Richard Nixon’s first vice president, a conservative media-maligner, is interred in the Garden of the Last Supper at Dulaney Valley Memorial Gardens in Timonium, Maryland, 15 miles from downtown Baltimore. Second Lady Judy Agnew was buried with him following her death in 2012, which came two years after I took this photo. Spiro Agnew was a polarizing partisan, but like any person he had multiple facets. My acquaintance Donald M. Stinson, who worked for Agnew as a teenager in 1973, recounts his positive experiences with the VP and Mrs. Agnew in his humorous memoir, Downstairs at the White House: The story of a teenager, an Oval Office, and a ringside seat to Watergate. Click here if you are interested in Don’s book, which I found endlessly entertaining. I promise that is the end of the alliteration.
Agnew could have been Nixon’s successor as the leading figure of the Republican Party, but any possibility of that was dashed in fall 1973. Since the year prior, Agnew had been under criminal investigation for allegations of corrupt actions conducted when he was governor of Maryland in the late 1960s. As time went on, it became evident that he would be indicted and he negotiated a plea bargain. On October 10th Agnew pleaded nolo contendere to a tax evasion charge and resigned as vice president, joining John C. Calhoun as the only people to leave that office in such a manner.
Born: November 9, 1918 in Baltimore, Maryland
Spouse: Elinor Isabel Judefind Agnew (m. 1942-1996)
Political Affiliation: Republican Party
Gubernatorial Tenure: 1967-1969
Vice Presidential Tenure: 1969-1973 under Richard Nixon
Died: September 17, 1996 in Berlin, Maryland
Cause of Death: Leukemia
Interment: Dulaney Valley Memorial Gardens, Timonium, Maryland
"Every age in American history has had its crises and upheavals. They all must have seemed like massive earthquakes to those who stood at the epicenter of the movement, but they all left the foundations of the Republic secure and unshaken when history moved on."

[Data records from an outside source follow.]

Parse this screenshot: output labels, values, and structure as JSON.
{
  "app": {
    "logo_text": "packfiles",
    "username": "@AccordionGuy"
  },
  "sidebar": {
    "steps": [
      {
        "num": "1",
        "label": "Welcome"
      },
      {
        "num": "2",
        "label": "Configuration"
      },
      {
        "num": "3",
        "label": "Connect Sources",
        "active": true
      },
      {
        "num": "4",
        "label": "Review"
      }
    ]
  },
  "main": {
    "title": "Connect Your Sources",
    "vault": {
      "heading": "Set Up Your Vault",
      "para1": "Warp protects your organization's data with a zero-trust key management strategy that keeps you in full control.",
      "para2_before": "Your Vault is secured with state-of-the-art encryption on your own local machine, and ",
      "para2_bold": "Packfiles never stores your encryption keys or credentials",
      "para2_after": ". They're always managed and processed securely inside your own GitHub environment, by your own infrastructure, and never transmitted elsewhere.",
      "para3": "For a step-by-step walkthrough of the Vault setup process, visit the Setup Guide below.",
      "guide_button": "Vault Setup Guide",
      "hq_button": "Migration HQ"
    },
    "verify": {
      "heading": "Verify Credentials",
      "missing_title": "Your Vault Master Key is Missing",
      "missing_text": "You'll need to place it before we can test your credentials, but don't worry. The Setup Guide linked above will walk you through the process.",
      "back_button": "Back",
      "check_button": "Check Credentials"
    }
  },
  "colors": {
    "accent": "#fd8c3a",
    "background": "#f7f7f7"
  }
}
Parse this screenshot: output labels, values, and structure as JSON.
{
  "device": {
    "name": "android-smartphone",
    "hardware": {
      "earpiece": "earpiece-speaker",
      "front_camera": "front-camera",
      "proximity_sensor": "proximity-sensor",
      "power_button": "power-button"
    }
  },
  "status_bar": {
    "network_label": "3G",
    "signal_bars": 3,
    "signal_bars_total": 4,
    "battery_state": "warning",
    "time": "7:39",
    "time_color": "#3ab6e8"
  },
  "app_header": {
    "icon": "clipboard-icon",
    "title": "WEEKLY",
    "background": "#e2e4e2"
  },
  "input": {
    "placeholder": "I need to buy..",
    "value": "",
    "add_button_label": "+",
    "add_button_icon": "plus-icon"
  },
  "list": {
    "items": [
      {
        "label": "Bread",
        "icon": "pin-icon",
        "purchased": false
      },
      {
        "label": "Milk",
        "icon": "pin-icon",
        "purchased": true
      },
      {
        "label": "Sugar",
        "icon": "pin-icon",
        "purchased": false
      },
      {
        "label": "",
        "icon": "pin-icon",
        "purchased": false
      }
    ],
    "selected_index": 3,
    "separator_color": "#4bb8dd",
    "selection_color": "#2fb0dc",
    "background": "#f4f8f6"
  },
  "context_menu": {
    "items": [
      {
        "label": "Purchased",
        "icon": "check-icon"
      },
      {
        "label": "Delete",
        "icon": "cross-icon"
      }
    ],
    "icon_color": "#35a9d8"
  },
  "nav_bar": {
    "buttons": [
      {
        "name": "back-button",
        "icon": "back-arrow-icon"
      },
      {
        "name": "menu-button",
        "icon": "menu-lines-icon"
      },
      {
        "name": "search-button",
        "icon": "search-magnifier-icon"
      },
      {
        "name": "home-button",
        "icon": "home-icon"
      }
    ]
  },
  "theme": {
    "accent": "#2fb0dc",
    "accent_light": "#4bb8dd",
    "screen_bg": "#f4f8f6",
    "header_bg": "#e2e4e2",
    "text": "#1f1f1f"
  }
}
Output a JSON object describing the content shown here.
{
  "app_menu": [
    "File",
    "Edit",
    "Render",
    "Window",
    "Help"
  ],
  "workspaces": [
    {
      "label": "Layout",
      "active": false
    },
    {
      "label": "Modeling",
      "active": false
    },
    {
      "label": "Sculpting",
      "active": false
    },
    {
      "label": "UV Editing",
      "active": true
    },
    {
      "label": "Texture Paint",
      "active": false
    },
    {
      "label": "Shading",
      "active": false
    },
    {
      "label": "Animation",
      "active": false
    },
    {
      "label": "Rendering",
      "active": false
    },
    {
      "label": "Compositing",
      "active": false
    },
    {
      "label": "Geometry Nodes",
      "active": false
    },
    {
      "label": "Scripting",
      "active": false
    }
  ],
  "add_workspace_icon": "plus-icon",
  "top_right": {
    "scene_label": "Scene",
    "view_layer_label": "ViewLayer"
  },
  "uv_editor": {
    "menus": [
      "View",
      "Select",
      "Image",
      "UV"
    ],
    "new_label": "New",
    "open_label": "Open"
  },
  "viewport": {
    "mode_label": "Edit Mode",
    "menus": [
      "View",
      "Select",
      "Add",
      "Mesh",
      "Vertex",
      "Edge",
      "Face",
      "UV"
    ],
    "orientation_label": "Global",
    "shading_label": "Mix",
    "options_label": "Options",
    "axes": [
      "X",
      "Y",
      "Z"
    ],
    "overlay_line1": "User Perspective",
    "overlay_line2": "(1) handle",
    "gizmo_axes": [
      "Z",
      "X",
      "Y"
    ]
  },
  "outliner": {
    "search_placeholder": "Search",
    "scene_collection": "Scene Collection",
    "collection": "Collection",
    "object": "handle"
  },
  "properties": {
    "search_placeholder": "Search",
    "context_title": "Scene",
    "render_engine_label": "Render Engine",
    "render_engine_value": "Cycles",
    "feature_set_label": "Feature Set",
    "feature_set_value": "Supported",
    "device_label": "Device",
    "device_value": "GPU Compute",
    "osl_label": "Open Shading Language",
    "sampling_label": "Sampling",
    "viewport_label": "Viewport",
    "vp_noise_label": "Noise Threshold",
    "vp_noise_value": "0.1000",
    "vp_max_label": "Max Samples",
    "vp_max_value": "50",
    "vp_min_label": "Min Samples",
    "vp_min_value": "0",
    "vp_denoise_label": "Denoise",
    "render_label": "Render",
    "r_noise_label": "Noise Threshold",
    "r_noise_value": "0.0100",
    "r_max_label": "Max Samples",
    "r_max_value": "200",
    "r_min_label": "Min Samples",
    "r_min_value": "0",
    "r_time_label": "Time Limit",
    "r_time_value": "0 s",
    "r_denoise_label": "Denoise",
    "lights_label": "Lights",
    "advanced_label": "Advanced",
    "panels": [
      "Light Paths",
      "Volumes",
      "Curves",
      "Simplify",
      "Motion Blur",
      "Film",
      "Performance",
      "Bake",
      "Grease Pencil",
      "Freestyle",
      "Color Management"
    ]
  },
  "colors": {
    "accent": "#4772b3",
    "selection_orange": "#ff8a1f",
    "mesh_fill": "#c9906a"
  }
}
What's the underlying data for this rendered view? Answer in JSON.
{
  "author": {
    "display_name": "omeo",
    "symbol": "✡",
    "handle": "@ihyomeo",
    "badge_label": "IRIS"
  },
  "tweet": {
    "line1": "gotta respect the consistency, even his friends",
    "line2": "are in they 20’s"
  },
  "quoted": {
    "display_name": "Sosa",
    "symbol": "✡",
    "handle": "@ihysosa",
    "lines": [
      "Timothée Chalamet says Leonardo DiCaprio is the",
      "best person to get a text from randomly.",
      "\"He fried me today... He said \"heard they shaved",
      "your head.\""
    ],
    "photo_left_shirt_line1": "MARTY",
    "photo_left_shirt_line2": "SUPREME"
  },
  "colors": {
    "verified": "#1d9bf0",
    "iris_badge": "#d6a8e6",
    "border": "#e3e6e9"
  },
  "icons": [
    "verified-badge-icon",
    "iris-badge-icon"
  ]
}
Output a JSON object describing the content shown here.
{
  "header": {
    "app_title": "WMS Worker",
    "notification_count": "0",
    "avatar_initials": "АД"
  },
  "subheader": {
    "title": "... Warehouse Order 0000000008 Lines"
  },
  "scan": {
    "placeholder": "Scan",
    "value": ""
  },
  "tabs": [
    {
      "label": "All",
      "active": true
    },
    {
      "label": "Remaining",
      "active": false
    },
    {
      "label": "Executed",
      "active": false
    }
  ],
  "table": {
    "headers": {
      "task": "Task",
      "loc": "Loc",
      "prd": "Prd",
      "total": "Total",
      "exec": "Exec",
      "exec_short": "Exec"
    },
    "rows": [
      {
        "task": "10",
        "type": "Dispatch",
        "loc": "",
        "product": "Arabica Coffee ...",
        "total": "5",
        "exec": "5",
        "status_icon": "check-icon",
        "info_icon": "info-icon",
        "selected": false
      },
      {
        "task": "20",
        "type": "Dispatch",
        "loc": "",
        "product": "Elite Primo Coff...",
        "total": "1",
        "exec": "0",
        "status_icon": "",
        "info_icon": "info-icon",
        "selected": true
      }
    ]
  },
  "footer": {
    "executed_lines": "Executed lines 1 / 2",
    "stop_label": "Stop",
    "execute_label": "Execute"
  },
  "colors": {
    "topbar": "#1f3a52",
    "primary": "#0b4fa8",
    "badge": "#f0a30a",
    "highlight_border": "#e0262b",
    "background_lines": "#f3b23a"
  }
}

- Spiro T. Agnew
October 15, 1973 in a television and radio address delivered in Washington, D.C., five days after his resignation as U.S. vice president
Sources Consulted and Further Reading
New York Times. “Transcript of Former Vice President Agnew’s TV and Radio Address to Nation.” October 16, 1973. https://www.nytimes.com/1973/10/16/archives/transcript-of-former-vice-president-agnews-tv-and-radio-address-to.html.
Podair, Jerald, Zach Messitte, and Charles Holden. “The man who pioneered Trumpism.” Washington Post. November 15, 2018. https://www.washingtonpost.com/outlook/2018/11/15/man-who-pioneered-trumpism/.